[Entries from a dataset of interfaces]
-*-*-

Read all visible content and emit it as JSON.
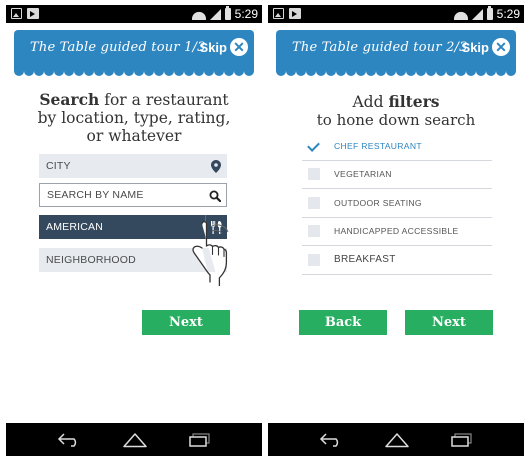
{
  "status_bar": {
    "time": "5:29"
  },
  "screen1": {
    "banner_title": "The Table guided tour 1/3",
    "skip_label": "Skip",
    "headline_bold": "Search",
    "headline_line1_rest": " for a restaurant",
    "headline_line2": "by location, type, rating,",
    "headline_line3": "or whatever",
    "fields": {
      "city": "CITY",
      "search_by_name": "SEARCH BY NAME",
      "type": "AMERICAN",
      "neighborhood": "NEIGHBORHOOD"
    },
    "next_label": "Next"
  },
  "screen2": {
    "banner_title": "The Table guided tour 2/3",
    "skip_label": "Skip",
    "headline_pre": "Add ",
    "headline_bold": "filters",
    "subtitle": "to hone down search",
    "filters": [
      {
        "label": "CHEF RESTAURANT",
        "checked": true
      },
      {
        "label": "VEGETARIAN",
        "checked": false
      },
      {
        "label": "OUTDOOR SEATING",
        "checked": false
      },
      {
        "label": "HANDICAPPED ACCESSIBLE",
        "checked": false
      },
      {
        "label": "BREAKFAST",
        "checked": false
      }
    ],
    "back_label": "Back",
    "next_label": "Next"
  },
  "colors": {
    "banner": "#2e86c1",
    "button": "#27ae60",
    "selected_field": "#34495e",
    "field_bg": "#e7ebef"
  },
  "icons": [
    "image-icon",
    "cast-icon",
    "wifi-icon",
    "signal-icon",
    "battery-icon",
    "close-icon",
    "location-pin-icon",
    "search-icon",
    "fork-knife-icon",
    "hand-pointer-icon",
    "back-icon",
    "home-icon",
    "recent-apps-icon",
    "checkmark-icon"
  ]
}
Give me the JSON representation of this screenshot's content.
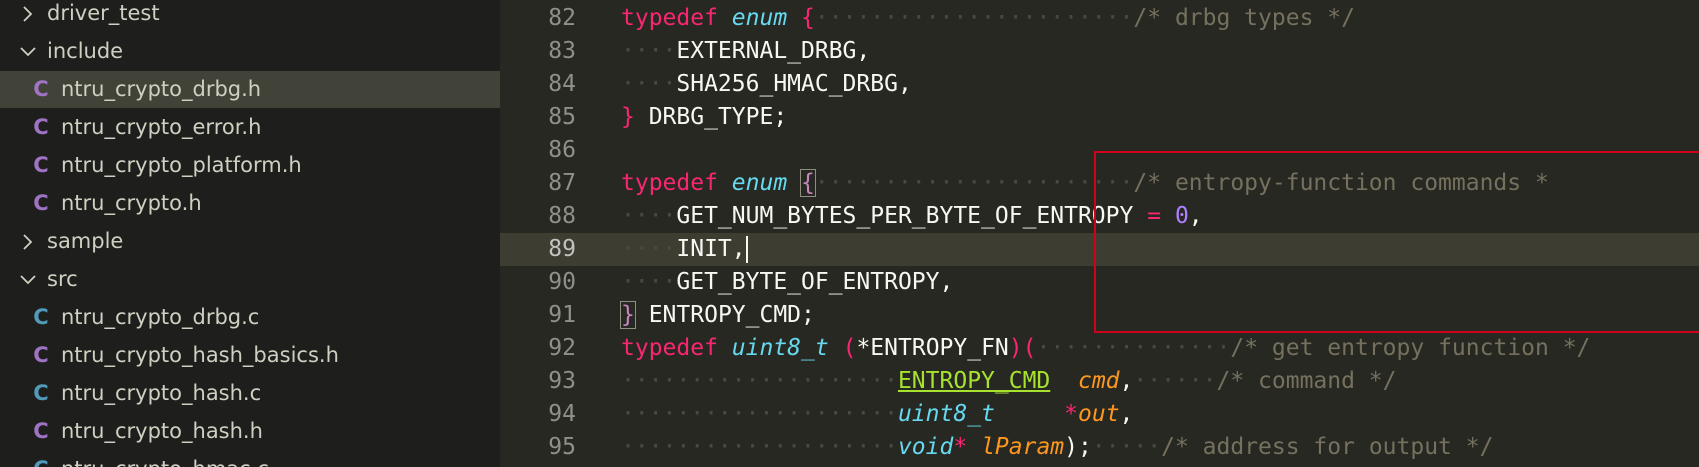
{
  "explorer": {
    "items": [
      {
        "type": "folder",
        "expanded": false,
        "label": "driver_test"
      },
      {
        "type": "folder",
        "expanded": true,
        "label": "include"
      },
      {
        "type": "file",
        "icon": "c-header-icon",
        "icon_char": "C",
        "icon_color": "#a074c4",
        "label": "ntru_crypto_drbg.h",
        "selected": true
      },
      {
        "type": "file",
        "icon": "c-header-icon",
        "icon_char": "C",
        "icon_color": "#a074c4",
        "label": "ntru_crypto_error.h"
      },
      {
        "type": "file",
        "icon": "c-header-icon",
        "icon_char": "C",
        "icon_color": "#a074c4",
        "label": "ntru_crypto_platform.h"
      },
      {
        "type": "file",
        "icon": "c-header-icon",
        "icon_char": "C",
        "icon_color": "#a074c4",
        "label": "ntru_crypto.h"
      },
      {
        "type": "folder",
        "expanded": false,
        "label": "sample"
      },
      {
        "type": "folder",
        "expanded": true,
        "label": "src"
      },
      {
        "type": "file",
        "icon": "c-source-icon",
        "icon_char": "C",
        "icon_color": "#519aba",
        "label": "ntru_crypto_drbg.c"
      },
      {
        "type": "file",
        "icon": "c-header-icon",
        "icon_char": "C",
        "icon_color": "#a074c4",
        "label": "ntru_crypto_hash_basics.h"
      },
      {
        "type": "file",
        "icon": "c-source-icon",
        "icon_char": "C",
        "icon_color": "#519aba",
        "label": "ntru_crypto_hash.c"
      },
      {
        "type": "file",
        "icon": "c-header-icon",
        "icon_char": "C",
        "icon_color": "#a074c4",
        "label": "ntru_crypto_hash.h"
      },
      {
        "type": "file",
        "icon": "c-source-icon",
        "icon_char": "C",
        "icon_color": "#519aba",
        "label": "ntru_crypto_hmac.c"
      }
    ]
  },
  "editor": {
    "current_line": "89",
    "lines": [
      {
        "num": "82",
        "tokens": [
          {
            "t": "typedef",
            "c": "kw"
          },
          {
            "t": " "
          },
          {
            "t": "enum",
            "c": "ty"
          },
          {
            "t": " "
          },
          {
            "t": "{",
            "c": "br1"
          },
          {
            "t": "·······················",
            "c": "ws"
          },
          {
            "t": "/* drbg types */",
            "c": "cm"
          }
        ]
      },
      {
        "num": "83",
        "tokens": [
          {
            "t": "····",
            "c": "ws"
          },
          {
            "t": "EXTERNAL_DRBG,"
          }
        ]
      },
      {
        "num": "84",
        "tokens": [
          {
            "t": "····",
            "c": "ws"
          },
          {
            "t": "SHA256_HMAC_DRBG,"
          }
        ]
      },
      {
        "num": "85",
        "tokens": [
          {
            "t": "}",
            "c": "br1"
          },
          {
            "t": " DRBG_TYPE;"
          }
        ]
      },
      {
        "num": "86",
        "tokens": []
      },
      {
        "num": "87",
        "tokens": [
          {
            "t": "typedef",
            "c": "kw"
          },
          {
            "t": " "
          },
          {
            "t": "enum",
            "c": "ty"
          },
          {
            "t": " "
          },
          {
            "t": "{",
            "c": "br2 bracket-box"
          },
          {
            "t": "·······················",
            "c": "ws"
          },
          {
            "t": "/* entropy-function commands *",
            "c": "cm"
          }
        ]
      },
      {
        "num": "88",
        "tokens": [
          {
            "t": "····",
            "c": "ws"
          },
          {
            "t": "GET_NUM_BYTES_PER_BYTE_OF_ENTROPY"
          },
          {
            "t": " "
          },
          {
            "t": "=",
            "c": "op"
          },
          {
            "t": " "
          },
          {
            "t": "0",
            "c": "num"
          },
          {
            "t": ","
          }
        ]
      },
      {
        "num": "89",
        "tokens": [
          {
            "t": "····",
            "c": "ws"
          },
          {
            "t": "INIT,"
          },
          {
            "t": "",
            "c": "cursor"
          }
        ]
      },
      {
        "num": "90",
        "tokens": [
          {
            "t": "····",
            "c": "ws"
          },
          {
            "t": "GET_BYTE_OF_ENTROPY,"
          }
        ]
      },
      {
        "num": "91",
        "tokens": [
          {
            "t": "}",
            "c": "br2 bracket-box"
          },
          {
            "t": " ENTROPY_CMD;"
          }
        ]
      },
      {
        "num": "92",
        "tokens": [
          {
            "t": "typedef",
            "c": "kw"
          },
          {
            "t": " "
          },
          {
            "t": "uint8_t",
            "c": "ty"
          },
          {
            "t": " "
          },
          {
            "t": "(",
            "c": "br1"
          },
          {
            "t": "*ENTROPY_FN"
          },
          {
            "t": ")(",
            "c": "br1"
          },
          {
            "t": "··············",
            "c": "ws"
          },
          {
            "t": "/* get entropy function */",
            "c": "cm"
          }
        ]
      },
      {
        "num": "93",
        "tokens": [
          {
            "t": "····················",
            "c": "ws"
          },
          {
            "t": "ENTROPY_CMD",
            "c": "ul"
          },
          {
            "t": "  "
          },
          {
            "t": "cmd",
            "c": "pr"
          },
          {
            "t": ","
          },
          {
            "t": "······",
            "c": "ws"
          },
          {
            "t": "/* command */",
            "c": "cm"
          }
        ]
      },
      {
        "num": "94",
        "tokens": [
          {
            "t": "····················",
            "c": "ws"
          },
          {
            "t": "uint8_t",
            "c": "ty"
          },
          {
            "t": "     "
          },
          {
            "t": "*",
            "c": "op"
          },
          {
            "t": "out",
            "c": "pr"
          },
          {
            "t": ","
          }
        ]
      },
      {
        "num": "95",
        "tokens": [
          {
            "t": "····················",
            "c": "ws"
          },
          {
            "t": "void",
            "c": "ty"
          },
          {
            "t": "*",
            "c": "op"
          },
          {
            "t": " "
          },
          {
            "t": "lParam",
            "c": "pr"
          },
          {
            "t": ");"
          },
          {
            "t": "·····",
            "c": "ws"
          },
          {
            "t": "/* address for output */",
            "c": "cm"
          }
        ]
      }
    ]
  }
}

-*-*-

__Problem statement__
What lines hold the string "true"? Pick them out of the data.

__The completed task__
        "checked": true
        "expanded": true,
        "selected": true
        "expanded": true,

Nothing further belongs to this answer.